Contrary to some online advice, reading a website’s HTML code or using the “find” feature will not reveal the keywords for that website. You’ll require an SEO tool for that.
Learn how to locate any website’s organic (i.e., Google-ranking) and even purchased keywords by reading on (keywords used to bid on Google Ads).
How to find any website’s organic keywords (yours, your competitor’s, and everyone else’s)
As mentioned above, you need an SEO tool for the job. Here’s how to find any website’s keywords in seconds with Ahrefs’ Site Explorer. You can:
Enter any website’s URL. Adjust the mode to see keywords for the entire domain, a path, or the exact URL.
- Hit search.
Go to the Organic keywords report. And there you have it—all keywords the website ranks for in Google.
Along with the keywords, Site Explorer will show important SEO metrics such as your current position in the SERPs (search engine results pages), search volume, Keyword Difficulty (KD), and even prior ranking results.
To reduce the amount of data, you can also play with filters. You might perform a keyword search or view the terms with low difficulty, for example.
Next, what should we do? Knowing how to choose the best keywords for your website is a fantastic idea because you’ll probably find a lot of them this way. On this subject, One of the problems with keywords is Keyword Difficulty? what will they discover here?
How you WILL NOT find a website’s keywords
Here are some reasons why you need a high-end SEO tool if you’re interested.
An old method for finding keywords was to view a page’s HTML code and look at these two parts of the code:
This is where SEOs used to put their keywords back in the day to tell Google what the page is about (and hopefully rank for those terms). Hardly anybody uses that now, so you won’t find much information there.

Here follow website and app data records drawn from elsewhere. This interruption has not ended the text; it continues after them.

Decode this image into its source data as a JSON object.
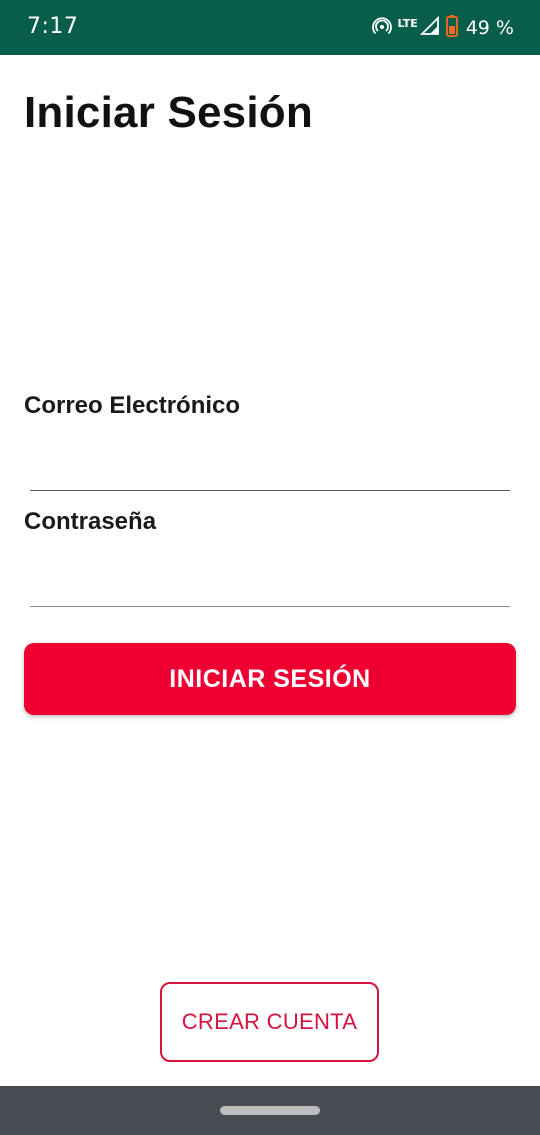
{
  "status_bar": {
    "time": "7:17",
    "network": "LTE",
    "battery": "49 %",
    "icons": [
      "hotspot-icon",
      "signal-icon",
      "battery-icon"
    ]
  },
  "title": "Iniciar Sesión",
  "form": {
    "email_label": "Correo Electrónico",
    "email_value": "",
    "password_label": "Contraseña",
    "password_value": ""
  },
  "buttons": {
    "login": "INICIAR SESIÓN",
    "create_account": "CREAR CUENTA"
  },
  "colors": {
    "status_bar": "#085e4b",
    "primary": "#ee0033",
    "secondary": "#d6123e",
    "nav_bar": "#484c52",
    "battery_icon": "#f26b21"
  }
}
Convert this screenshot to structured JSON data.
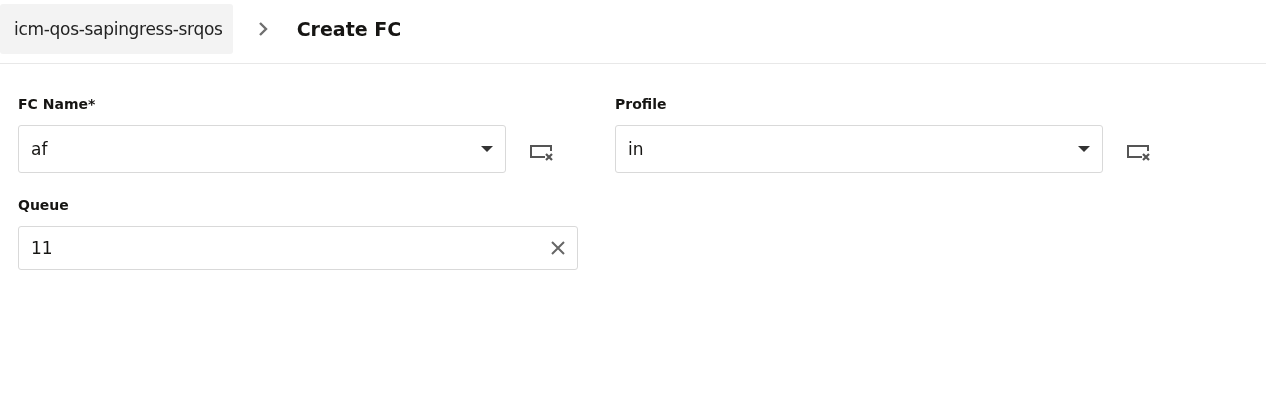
{
  "breadcrumb": {
    "parent": "icm-qos-sapingress-srqos",
    "current": "Create FC"
  },
  "fields": [
    {
      "kind": "select",
      "label": "FC Name*",
      "value": "af"
    },
    {
      "kind": "select",
      "label": "Profile",
      "value": "in"
    },
    {
      "kind": "text",
      "label": "Queue",
      "value": "11"
    }
  ]
}
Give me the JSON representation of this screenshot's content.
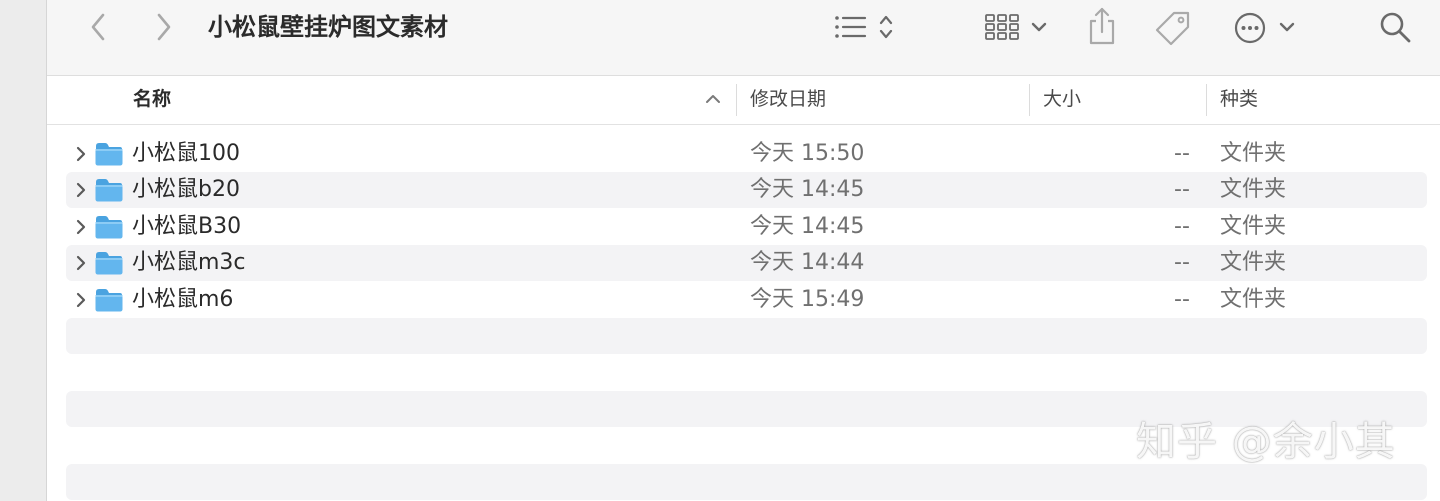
{
  "toolbar": {
    "title": "小松鼠壁挂炉图文素材",
    "icons": [
      "chevron-left-icon",
      "chevron-right-icon",
      "list-view-icon",
      "sort-updown-icon",
      "grid-view-icon",
      "chevron-down-icon",
      "share-icon",
      "tag-icon",
      "more-icon",
      "chevron-down-icon",
      "search-icon"
    ]
  },
  "columns": {
    "name": "名称",
    "date": "修改日期",
    "size": "大小",
    "kind": "种类"
  },
  "files": [
    {
      "name": "小松鼠100",
      "date": "今天 15:50",
      "size": "--",
      "kind": "文件夹"
    },
    {
      "name": "小松鼠b20",
      "date": "今天 14:45",
      "size": "--",
      "kind": "文件夹"
    },
    {
      "name": "小松鼠B30",
      "date": "今天 14:45",
      "size": "--",
      "kind": "文件夹"
    },
    {
      "name": "小松鼠m3c",
      "date": "今天 14:44",
      "size": "--",
      "kind": "文件夹"
    },
    {
      "name": "小松鼠m6",
      "date": "今天 15:49",
      "size": "--",
      "kind": "文件夹"
    }
  ],
  "watermark": "知乎 @余小其",
  "colors": {
    "folder": "#5fb3ec",
    "stripe": "#f3f3f5",
    "toolbar_bg": "#f6f6f6"
  }
}
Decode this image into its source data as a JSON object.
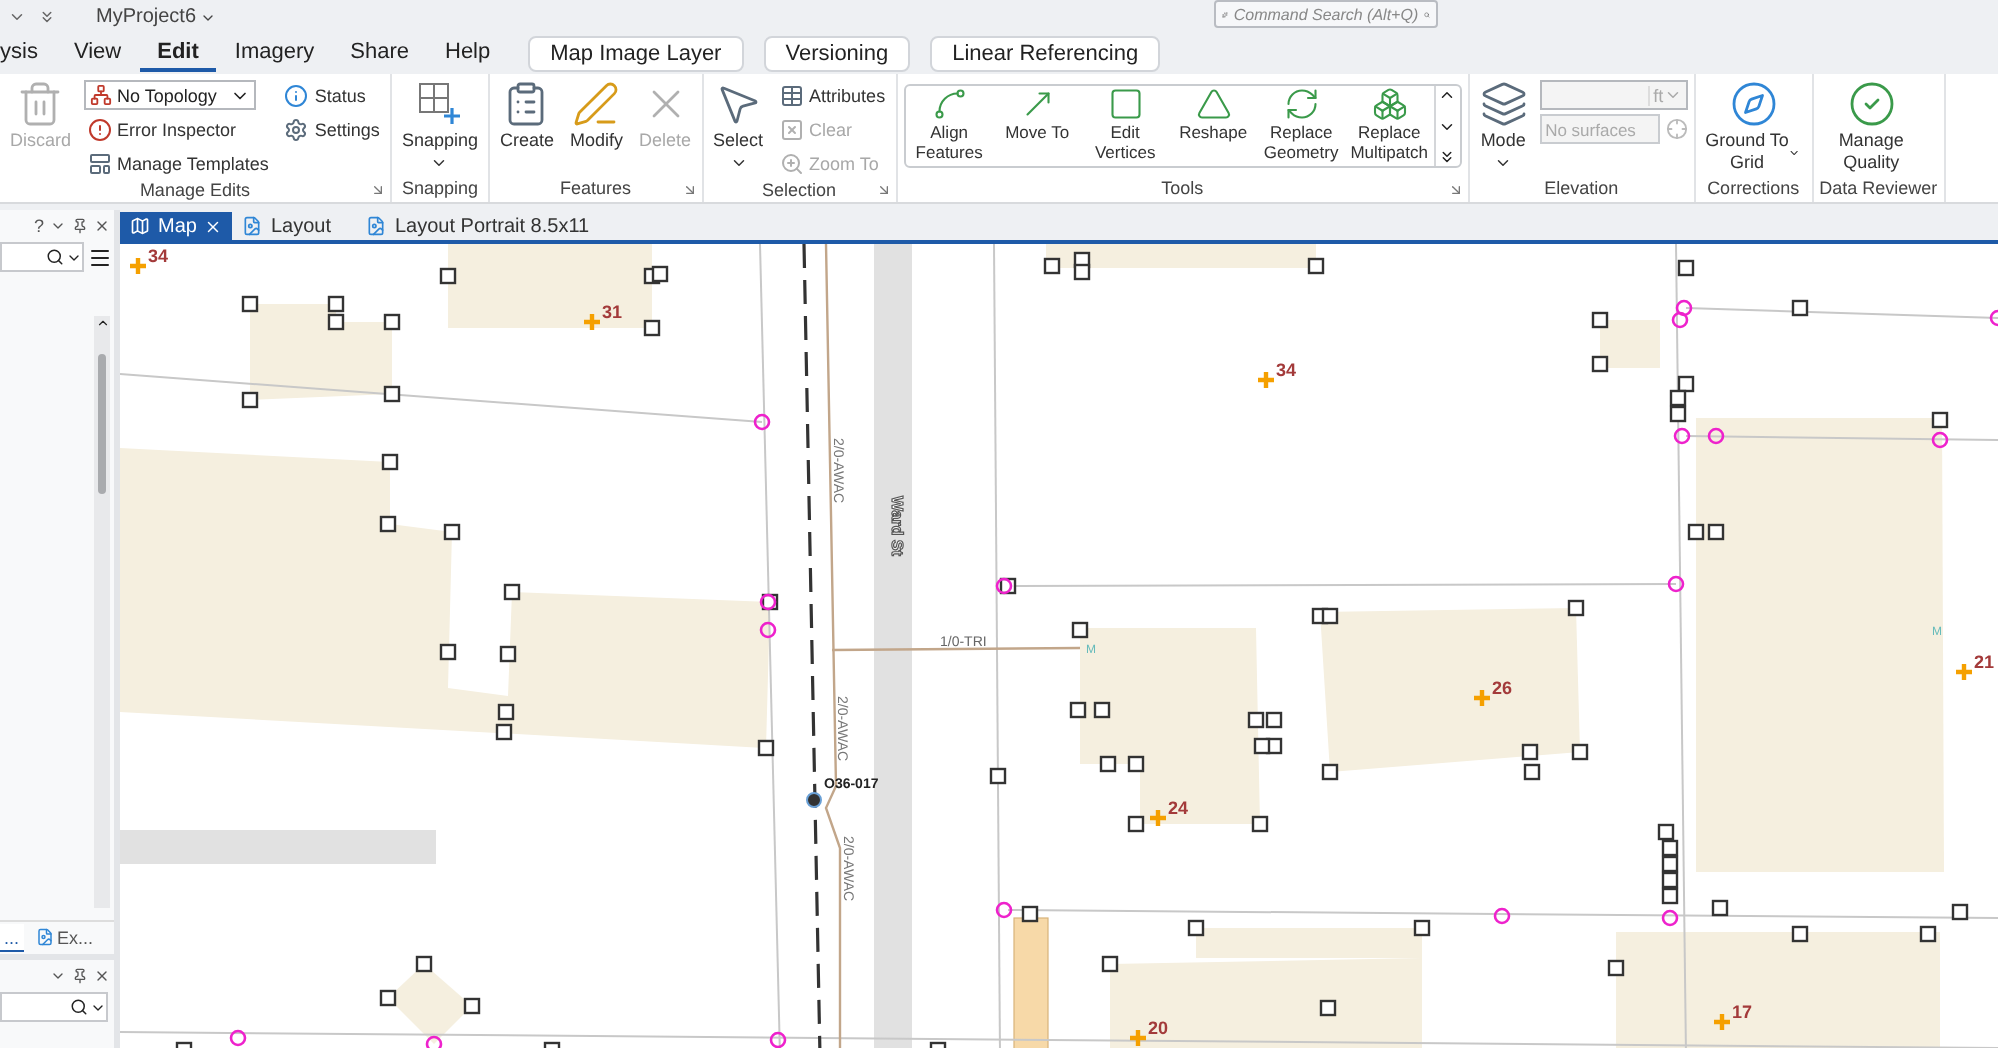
{
  "title_bar": {
    "project": "MyProject6",
    "search_placeholder": "Command Search (Alt+Q)"
  },
  "ribbon_tabs": [
    {
      "label": "ysis",
      "selected": false
    },
    {
      "label": "View",
      "selected": false
    },
    {
      "label": "Edit",
      "selected": true
    },
    {
      "label": "Imagery",
      "selected": false
    },
    {
      "label": "Share",
      "selected": false
    },
    {
      "label": "Help",
      "selected": false
    }
  ],
  "contextual_tabs": [
    "Map Image Layer",
    "Versioning",
    "Linear Referencing"
  ],
  "groups": [
    {
      "label": "Manage Edits",
      "launcher": true,
      "columns": [
        [
          {
            "kind": "large",
            "label": "Discard",
            "disabled": true,
            "menu": false
          }
        ],
        [
          {
            "kind": "combo",
            "label": "No Topology",
            "disabled": false
          },
          {
            "kind": "small",
            "label": "Error Inspector",
            "disabled": false
          },
          {
            "kind": "small",
            "label": "Manage Templates",
            "disabled": false
          }
        ],
        [
          {
            "kind": "small",
            "label": "Status",
            "disabled": false
          },
          {
            "kind": "small",
            "label": "Settings",
            "disabled": false
          }
        ]
      ]
    },
    {
      "label": "Snapping",
      "launcher": false,
      "columns": [
        [
          {
            "kind": "large",
            "label": "Snapping",
            "disabled": false,
            "menu": true
          }
        ]
      ]
    },
    {
      "label": "Features",
      "launcher": true,
      "columns": [
        [
          {
            "kind": "large",
            "label": "Create",
            "disabled": false,
            "menu": false
          }
        ],
        [
          {
            "kind": "large",
            "label": "Modify",
            "disabled": false,
            "menu": false
          }
        ],
        [
          {
            "kind": "large",
            "label": "Delete",
            "disabled": true,
            "menu": false
          }
        ]
      ]
    },
    {
      "label": "Selection",
      "launcher": true,
      "columns": [
        [
          {
            "kind": "large",
            "label": "Select",
            "disabled": false,
            "menu": true
          }
        ],
        [
          {
            "kind": "small",
            "label": "Attributes",
            "disabled": false
          },
          {
            "kind": "small",
            "label": "Clear",
            "disabled": true
          },
          {
            "kind": "small",
            "label": "Zoom To",
            "disabled": true
          }
        ]
      ]
    },
    {
      "label": "Tools",
      "launcher": true,
      "gallery": [
        {
          "label": "Align Features"
        },
        {
          "label": "Move To"
        },
        {
          "label": "Edit Vertices"
        },
        {
          "label": "Reshape"
        },
        {
          "label": "Replace Geometry"
        },
        {
          "label": "Replace Multipatch"
        }
      ]
    },
    {
      "label": "Elevation",
      "launcher": false,
      "columns": [
        [
          {
            "kind": "large",
            "label": "Mode",
            "disabled": false,
            "menu": true
          }
        ],
        [
          {
            "kind": "unit_combo",
            "label": "ft",
            "disabled": true
          },
          {
            "kind": "field",
            "placeholder": "No surfaces",
            "disabled": true
          }
        ]
      ]
    },
    {
      "label": "Corrections",
      "launcher": false,
      "columns": [
        [
          {
            "kind": "large",
            "label": "Ground To Grid",
            "disabled": false,
            "menu": true,
            "inline_menu": true
          }
        ]
      ]
    },
    {
      "label": "Data Reviewer",
      "launcher": false,
      "columns": [
        [
          {
            "kind": "large",
            "label": "Manage Quality",
            "disabled": false,
            "menu": false
          }
        ]
      ]
    }
  ],
  "left_panel": {
    "help_glyph": "?",
    "tabs": [
      {
        "label": "...",
        "selected": true
      },
      {
        "label": "Ex...",
        "selected": false
      }
    ]
  },
  "dock_tabs": [
    {
      "label": "Map",
      "selected": true,
      "closable": true
    },
    {
      "label": "Layout",
      "selected": false,
      "closable": false
    },
    {
      "label": "Layout Portrait 8.5x11",
      "selected": false,
      "closable": false
    }
  ],
  "map": {
    "labels": [
      {
        "kind": "parcel",
        "text": "34"
      },
      {
        "kind": "parcel",
        "text": "31"
      },
      {
        "kind": "parcel",
        "text": "34"
      },
      {
        "kind": "parcel",
        "text": "21"
      },
      {
        "kind": "parcel",
        "text": "26"
      },
      {
        "kind": "parcel",
        "text": "24"
      },
      {
        "kind": "parcel",
        "text": "17"
      },
      {
        "kind": "parcel",
        "text": "20"
      },
      {
        "kind": "conductor",
        "text": "2/0-AWAC"
      },
      {
        "kind": "conductor",
        "text": "2/0-AWAC"
      },
      {
        "kind": "conductor",
        "text": "2/0-AWAC"
      },
      {
        "kind": "street",
        "text": "Ward St"
      },
      {
        "kind": "line",
        "text": "1/0-TRI"
      },
      {
        "kind": "device",
        "text": "O36-017"
      },
      {
        "kind": "meter",
        "text": "M"
      },
      {
        "kind": "meter",
        "text": "M"
      }
    ]
  }
}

This determines the title of the page. This can be a hint as to what the page’s target keyword is as intended by the page’s creator. This means that a) the page may not rank for the keyword in the first 100 SERP results and b) you can see only one organic keyword (without any SEO data) one page at a time.
Another tactic is to utilise Google Keyword Planner. This response has been improved, but it is still incorrect.
GKP will show you a mix of keyword ideas based on a page’s URL, where you will find:
Some organic keywords that the page ranks for, but you won’t know which. And you will likely get overestimated search volumes for whole groups of keywords instead of just one (learn more in our study).
Topically relevant keywords that Google suggests you could run ads for. So not organic keywords a page actually ranks for.
he majority of these words are absent from our article on keyword research. Also take note of how constant the search volume range is for each keyword reported by GKP.
Let’s talk about how to identify keywords for search ads as well.
How to find any website’s paid keywords
Some SEO tools allow you to see paid keywords (aka Google Ads keywords or Google AdWords). Here’s how you can use Site Explorer for that. You can:
Enter any website’s URL. Again, simply adjust the mode to see keywords for the entire domain, a path, or the exact URL.
Go to the Paid keywords report.
Apart from keywords, this report shows you additional data like:
The cost of the keyword (CPC).
The estimated traffic a page gets from a given keyword.
The landing page for the keyword.
The ad for the keyword.
How to find good keywords for SEO?
There are a few methods for that:
Look up your competitors’ keywords –You can then try to rank for the same keywords or use them to find similar keywords.
Use keyword research tools –Keyword research tools uncover hundreds of keyword ideas, along with their SEO metrics, based on just one word or phrase.
Study what topics resonate with your audience –This way, you can discover untapped keywords, topics that you didn’t know about, or topics that are just beginning to trend.
Learn how to use each method in Keyword Research: The Beginner’s Guide by Ahrefs.
What is keyword difficulty?
The keyword difficulty SEO statistic estimates how difficult it would be to appear on Google’s first page for a particular phrase.
Ahrefs scores it from 0 to 100 based on the anticipated number of websites that link to the top 10 ranking pages (the hardest). If more websites link to the top 10 pages, you will need more backlinks in order to rank.
That forms the basis. If you want to determine your chances of ranking more accurately, extra factors, such as the authority of your website and your ability to match search intent, must be taken into account.
You may learn more about the topic in Keyword Difficulty: How to Estimate Your Chances to Rank.
How do I use keywords on my website?
Each page should only contain one target term; this will act as the page’s subject. Nevertheless, you’ll be able to rank for many other relevant keywords (no need for keyword stuffing)
Then craft your content with these SEO good practices in mind:
Be relevant by aligning your content with search intent (content type, format, and angle)
Be thorough by including common subtopics searchers expect to see
- Include the keyword in the title
Learn more about targeting keywords with content in On-Page SEO: The Beginner’s Guide.
Interested in learning more about SEO and keywords? Try our other guides:
- SEO: The Complete Guide for Beginners
- Seed Keywords: What Are They & 7 Actionable Ways to Find Them
- Long-tail Keywords: What They Are and How to Get Search Traffic From Them
- How to Find Low-Competition Keywords for SEO
- Advanced Keyword Research: 5 Tips for Finding Untapped Keywords